Records excerpted from a collection
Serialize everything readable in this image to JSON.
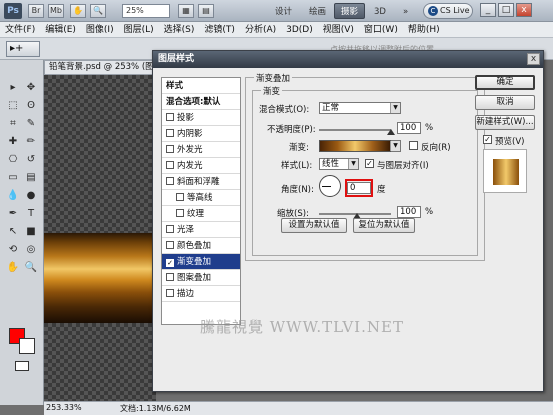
{
  "app": {
    "logo": "Ps",
    "zoom": "25%",
    "workspaces": [
      "设计",
      "绘画",
      "摄影",
      "3D"
    ],
    "active_workspace": "摄影",
    "more": "»",
    "cslive": "CS Live",
    "window_controls": [
      "_",
      "□",
      "x"
    ]
  },
  "menu": [
    "文件(F)",
    "编辑(E)",
    "图像(I)",
    "图层(L)",
    "选择(S)",
    "滤镜(T)",
    "分析(A)",
    "3D(D)",
    "视图(V)",
    "窗口(W)",
    "帮助(H)"
  ],
  "options": {
    "tool": "▸+",
    "hint": "点按并拖移以调整附后的位置"
  },
  "document": {
    "tab": "铅笔背景.psd @ 253% (图",
    "zoom": "253.33%",
    "info": "文档:1.13M/6.62M"
  },
  "dialog": {
    "title": "图层样式",
    "style_list": {
      "header": "样式",
      "blend_default": "混合选项:默认",
      "items": [
        {
          "label": "投影",
          "checked": false,
          "indent": false,
          "selected": false
        },
        {
          "label": "内阴影",
          "checked": false,
          "indent": false,
          "selected": false
        },
        {
          "label": "外发光",
          "checked": false,
          "indent": false,
          "selected": false
        },
        {
          "label": "内发光",
          "checked": false,
          "indent": false,
          "selected": false
        },
        {
          "label": "斜面和浮雕",
          "checked": false,
          "indent": false,
          "selected": false
        },
        {
          "label": "等高线",
          "checked": false,
          "indent": true,
          "selected": false
        },
        {
          "label": "纹理",
          "checked": false,
          "indent": true,
          "selected": false
        },
        {
          "label": "光泽",
          "checked": false,
          "indent": false,
          "selected": false
        },
        {
          "label": "颜色叠加",
          "checked": false,
          "indent": false,
          "selected": false
        },
        {
          "label": "渐变叠加",
          "checked": true,
          "indent": false,
          "selected": true
        },
        {
          "label": "图案叠加",
          "checked": false,
          "indent": false,
          "selected": false
        },
        {
          "label": "描边",
          "checked": false,
          "indent": false,
          "selected": false
        }
      ]
    },
    "section_title": "渐变叠加",
    "group_title": "渐变",
    "blend_mode_label": "混合模式(O):",
    "blend_mode_value": "正常",
    "opacity_label": "不透明度(P):",
    "opacity_value": "100",
    "opacity_unit": "%",
    "gradient_label": "渐变:",
    "reverse_label": "反向(R)",
    "style_label": "样式(L):",
    "style_value": "线性",
    "align_label": "与图层对齐(I)",
    "angle_label": "角度(N):",
    "angle_value": "0",
    "angle_unit": "度",
    "scale_label": "缩放(S):",
    "scale_value": "100",
    "scale_unit": "%",
    "reset_default": "设置为默认值",
    "restore_default": "复位为默认值",
    "ok": "确定",
    "cancel": "取消",
    "new_style": "新建样式(W)...",
    "preview_label": "预览(V)"
  },
  "watermark": "騰龍視覺 WWW.TLVI.NET"
}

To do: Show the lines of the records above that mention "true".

Result of the task:
          "indent": true,
          "indent": true,
          "checked": true,
          "selected": true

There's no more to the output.